U.S. Rep. Debbie Dingell (D) said her home in Dearborn, Mich., has flooded three times but remained dry during the most recent storm with a sump pump and backup electricity source. She said more questions need to be asked about power outages that plagued Detroit during the storm and affected pump stations, noting that DTE Energy lost two substations that could take up to 10 months to rebuild.
“We know that more than 20 pumps failed … not because the pumps failed but because the electricity was out,” Dingell said. “We really haven’t talked about the utilities, or the electricity that went out.”
‘Pick up the pieces’
Henderson said she wasn’t aware the house she bought in 2019 through a land contract had flooding issues. Four years later, she’s financially and mentally exhausted from the repeated cycle of flooding and cleanup.
But she and her husband Maurice have fared better than others. Now retired, Henderson led an educational employment and training consulting firm that contracted with the city of Detroit for over 30 years. Her husband is a dentist.
Next to their home is a single-story concrete house that’s slowly being taken over by climbing weeds and grass. Henderson said it once belonged to a neighbor who had no money to repair the house after the floods of 2019, received no help from the city and had to abandon the home to live in a shelter.
Henderson worries about what lays ahead: Beginning in late October, several neighborhoods within the corridor will transition from no designation on federal flood maps to being included in a “special flood area hazard,” requiring anyone with a federally backed mortgage to buy flood insurance.
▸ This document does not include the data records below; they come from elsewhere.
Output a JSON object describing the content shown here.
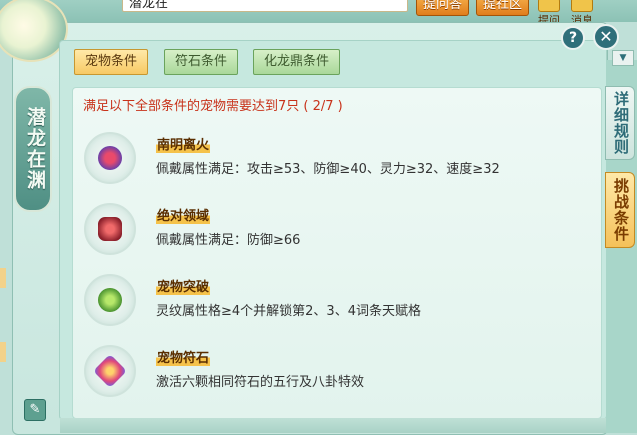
{
  "top": {
    "search_value": "潜龙在",
    "ask_button": "提问答",
    "community_button": "提社区",
    "help_label": "提问",
    "message_label": "消息"
  },
  "panel": {
    "side_title": "潜龙在渊",
    "tabs": [
      {
        "label": "宠物条件",
        "active": true
      },
      {
        "label": "符石条件",
        "active": false
      },
      {
        "label": "化龙鼎条件",
        "active": false
      }
    ],
    "summary": "满足以下全部条件的宠物需要达到7只 ( 2/7 )",
    "conditions": [
      {
        "name": "南明离火",
        "desc": "佩戴属性满足：攻击≥53、防御≥40、灵力≥32、速度≥32",
        "icon": "crown-ring-icon"
      },
      {
        "name": "绝对领域",
        "desc": "佩戴属性满足：防御≥66",
        "icon": "red-armor-icon"
      },
      {
        "name": "宠物突破",
        "desc": "灵纹属性格≥4个并解锁第2、3、4词条天赋格",
        "icon": "green-gourd-icon"
      },
      {
        "name": "宠物符石",
        "desc": "激活六颗相同符石的五行及八卦特效",
        "icon": "rune-stone-icon"
      }
    ]
  },
  "right_tabs": {
    "rules": "详细规则",
    "challenge": "挑战条件"
  },
  "colors": {
    "accent_red": "#c8321a",
    "active_tab": "#f7c964",
    "name_highlight": "#f5c24a"
  }
}
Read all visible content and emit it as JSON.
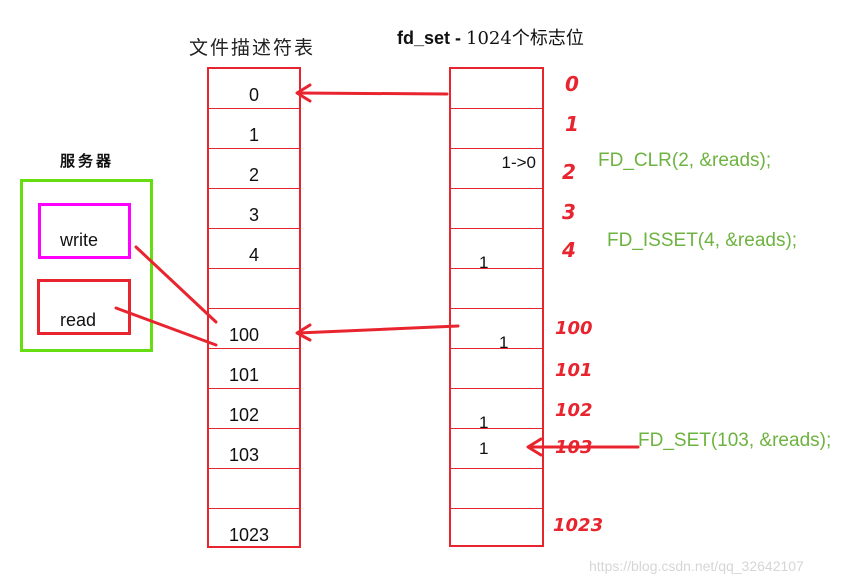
{
  "titles": {
    "fd_table": "文件描述符表",
    "fd_set_bold": "fd_set - ",
    "fd_set_rest": "1024个标志位"
  },
  "server": {
    "title": "服务器",
    "write_label": "write",
    "read_label": "read"
  },
  "fd_table": {
    "rows": [
      "0",
      "1",
      "2",
      "3",
      "4",
      "",
      "100",
      "101",
      "102",
      "103",
      "",
      "1023"
    ]
  },
  "fd_set": {
    "bits": [
      {
        "row": 2,
        "text": "1->0",
        "align": "right"
      },
      {
        "row": 4,
        "text": "1",
        "align": "bottom-left"
      },
      {
        "row": 6,
        "text": "1",
        "align": "center"
      },
      {
        "row": 8,
        "text": "1",
        "align": "bottom-left"
      },
      {
        "row": 9,
        "text": "1",
        "align": "left"
      }
    ],
    "index_labels": [
      "0",
      "1",
      "2",
      "3",
      "4",
      "100",
      "101",
      "102",
      "103",
      "1023"
    ]
  },
  "macros": {
    "clr": "FD_CLR(2, &reads);",
    "isset": "FD_ISSET(4, &reads);",
    "set": "FD_SET(103, &reads);"
  },
  "colors": {
    "table_border": "#e8242f",
    "arrow": "#e8242f",
    "server_border": "#66dd11",
    "write_border": "#ff00ff",
    "macro_text": "#6db33f"
  },
  "watermark": "https://blog.csdn.net/qq_32642107"
}
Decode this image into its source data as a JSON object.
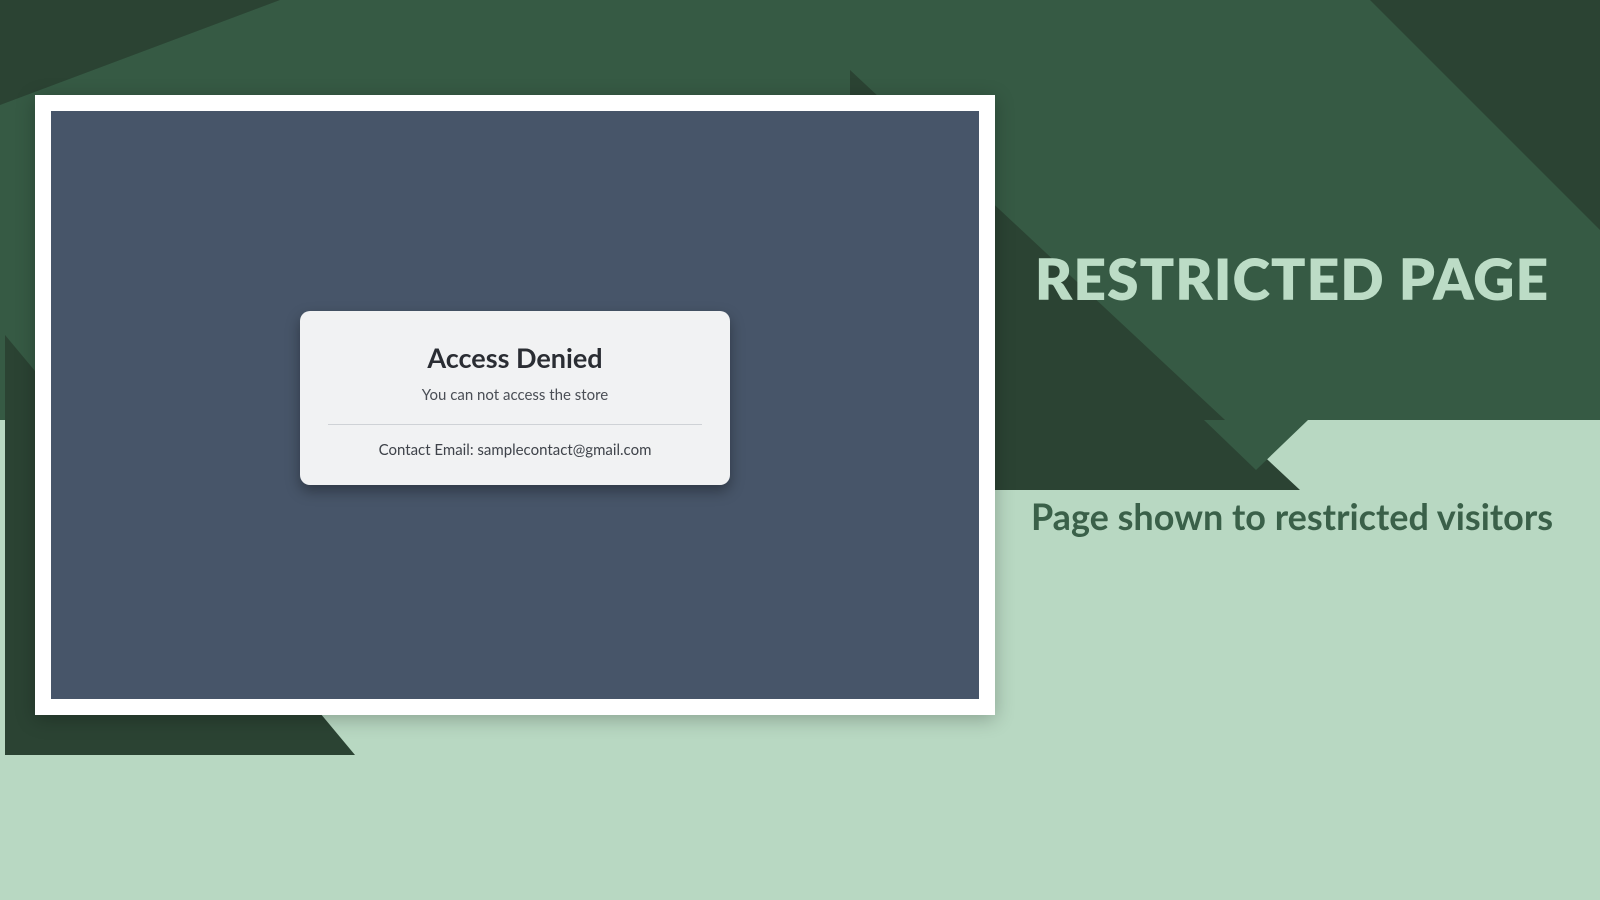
{
  "slide": {
    "heading": "RESTRICTED PAGE",
    "subtitle": "Page shown to restricted visitors"
  },
  "card": {
    "title": "Access Denied",
    "message": "You can not access the store",
    "contact": "Contact Email: samplecontact@gmail.com"
  },
  "colors": {
    "bg_light": "#b8d8c2",
    "bg_dark": "#365a44",
    "bg_darker": "#2b4333",
    "screenshot_bg": "#475569",
    "card_bg": "#f1f2f3"
  }
}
Elling’s group, Jefferson East, has warned that designation could further burden and possibly displace low-income residents, adding that many are already struggling to figure out how to plan and pay for a patchwork of sea walls with limited and conflicting information, all of which has left the region vulnerable to flooding with no unified plan. Adding to that frustration is a lack of information around the fate of the “tiger dams” snaking through the neighborhoods.
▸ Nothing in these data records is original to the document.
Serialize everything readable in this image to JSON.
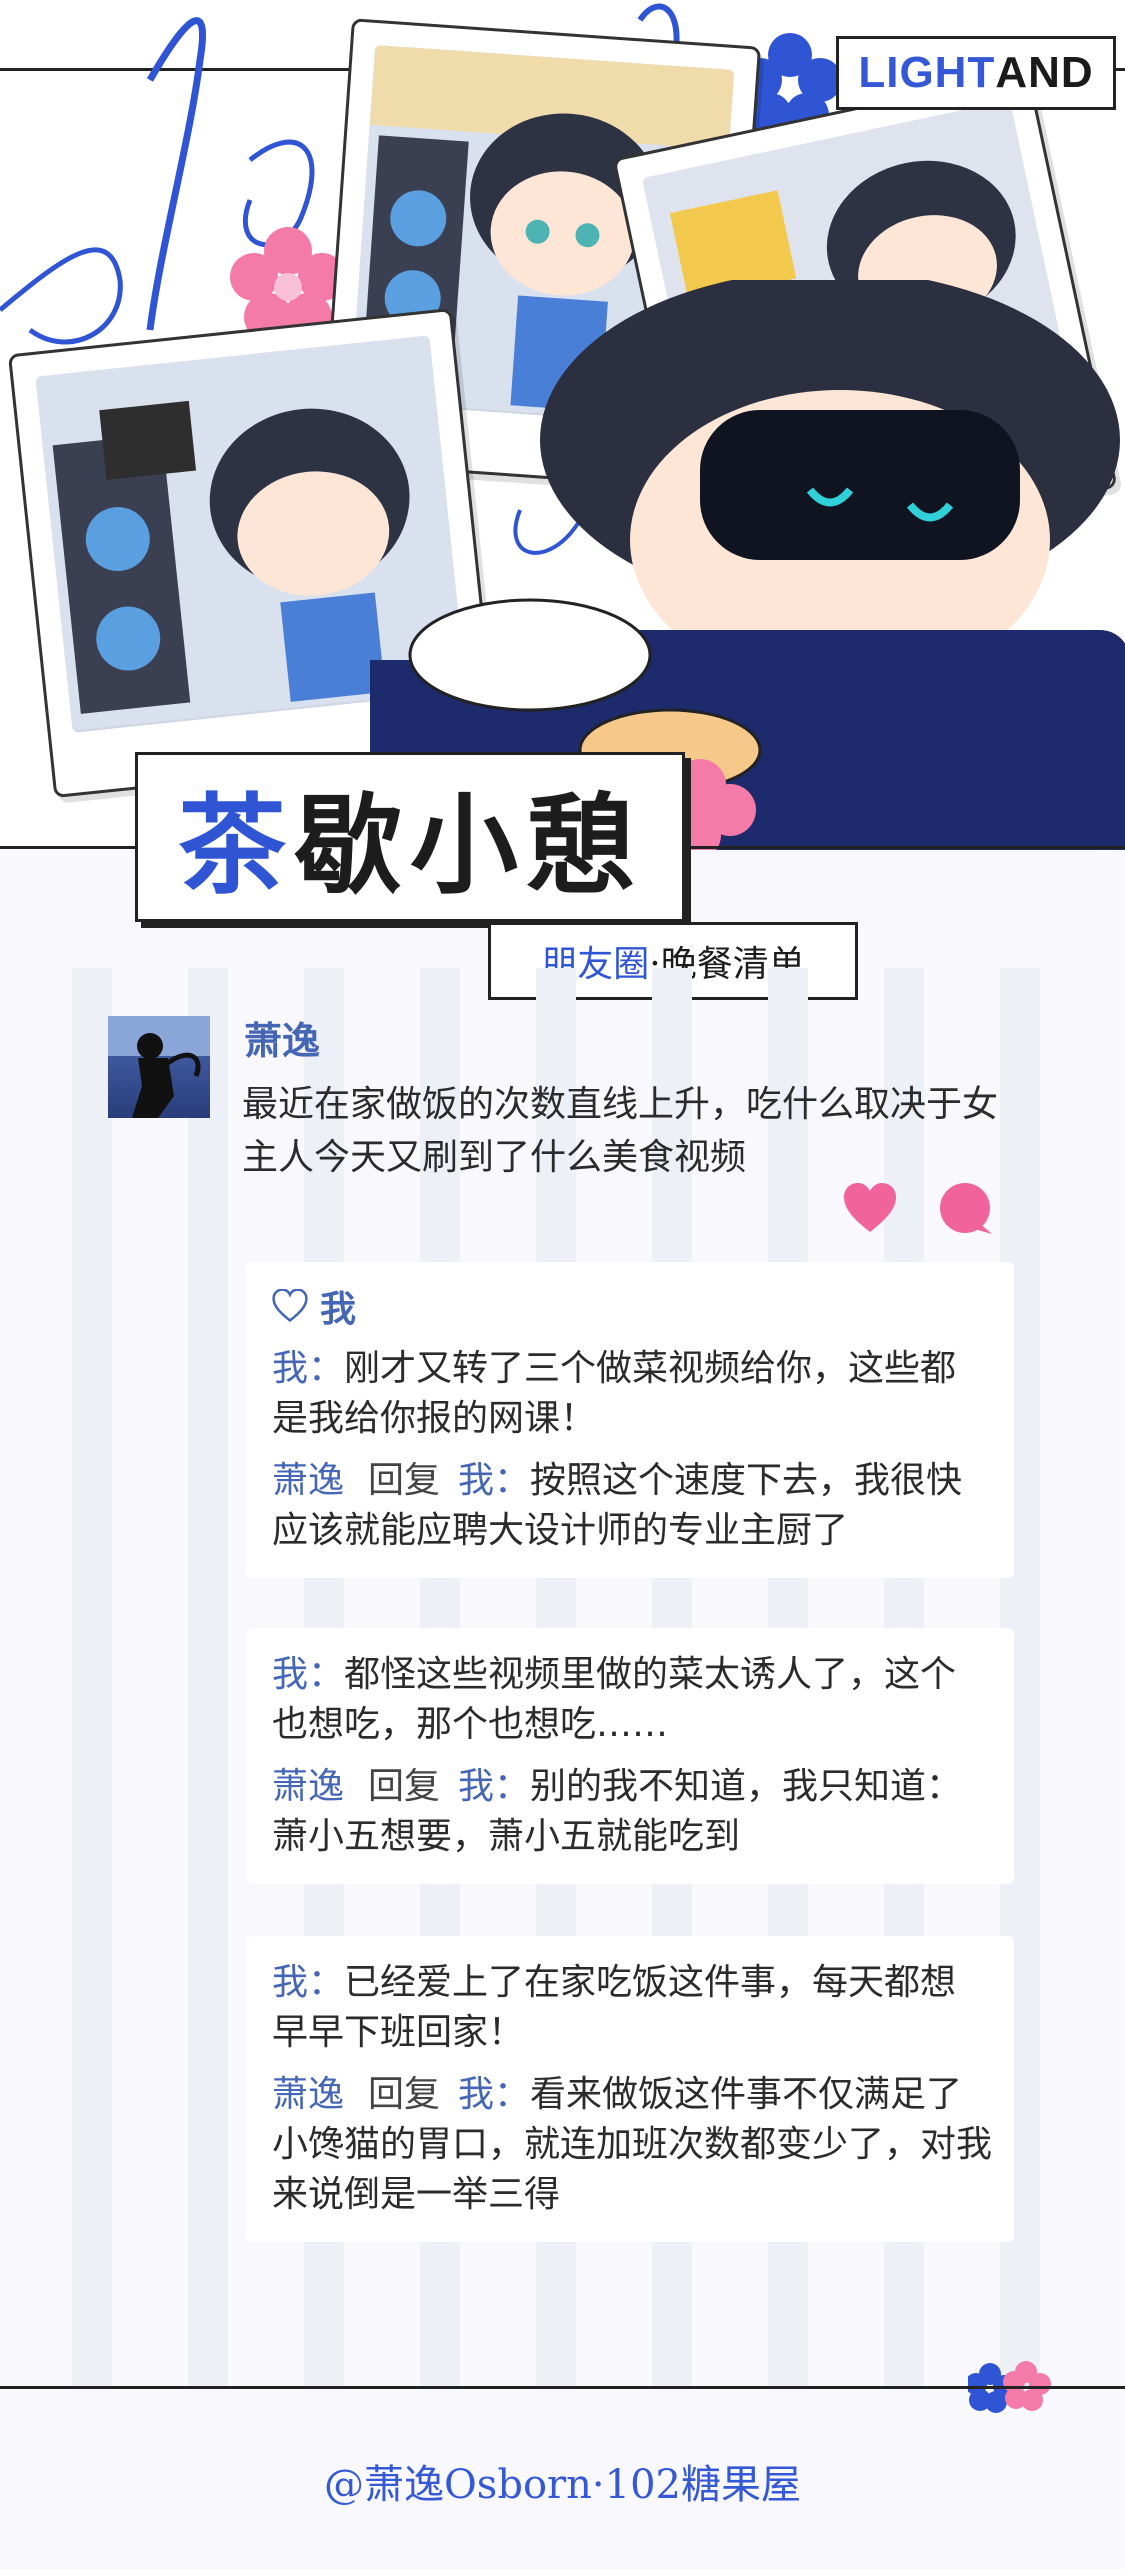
{
  "brand": {
    "part1": "LIGHT",
    "part2": "AND"
  },
  "title": {
    "c1": "茶",
    "c2": "歇",
    "c3": "小",
    "c4": "憩"
  },
  "subtitle": {
    "blue": "朋友圈",
    "rest": "·晚餐清单"
  },
  "post": {
    "author": "萧逸",
    "text": "最近在家做饭的次数直线上升，吃什么取决于女主人今天又刷到了什么美食视频"
  },
  "likes": {
    "icon": "heart-outline-icon",
    "name": "我"
  },
  "threads": [
    {
      "first": {
        "name": "我：",
        "text": "刚才又转了三个做菜视频给你，这些都是我给你报的网课！"
      },
      "reply": {
        "from": "萧逸",
        "verb": "回复",
        "to": "我：",
        "text": "按照这个速度下去，我很快应该就能应聘大设计师的专业主厨了"
      }
    },
    {
      "first": {
        "name": "我：",
        "text": "都怪这些视频里做的菜太诱人了，这个也想吃，那个也想吃……"
      },
      "reply": {
        "from": "萧逸",
        "verb": "回复",
        "to": "我：",
        "text": "别的我不知道，我只知道：萧小五想要，萧小五就能吃到"
      }
    },
    {
      "first": {
        "name": "我：",
        "text": "已经爱上了在家吃饭这件事，每天都想早早下班回家！"
      },
      "reply": {
        "from": "萧逸",
        "verb": "回复",
        "to": "我：",
        "text": "看来做饭这件事不仅满足了小馋猫的胃口，就连加班次数都变少了，对我来说倒是一举三得"
      }
    }
  ],
  "footer": "@萧逸Osborn·102糖果屋",
  "colors": {
    "accent": "#3559d6",
    "name": "#4565b5",
    "pink": "#f0649a",
    "bg": "#f9f9fd"
  }
}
Others blame the city and water authority and are taking legal action.
Residents of both Grosse Pointe, Jefferson Chalmers and other areas are suing the city, the Detroit Water and Sewerage Department and the water authority, arguing officials have for years known the pumps were in “poor” condition and that sewer backups increase if all 16 storm pumps aren’t operational or go offline.
Paul Doherty, an attorney from the Detroit firm, Ven Johnson Law PLC, who filed the lawsuits, emphasized in an interview that residents of areas like the Marina District and Jefferson Chalmers are especially vulnerable given many of them don’t have flood insurance or the same resources as compared to their neighbors in Grosse Pointe.
“They’ve got to deal with the stink, the mold, the mildew, and really between them and their family and friends, pick up the pieces and wait for the next one,” he said.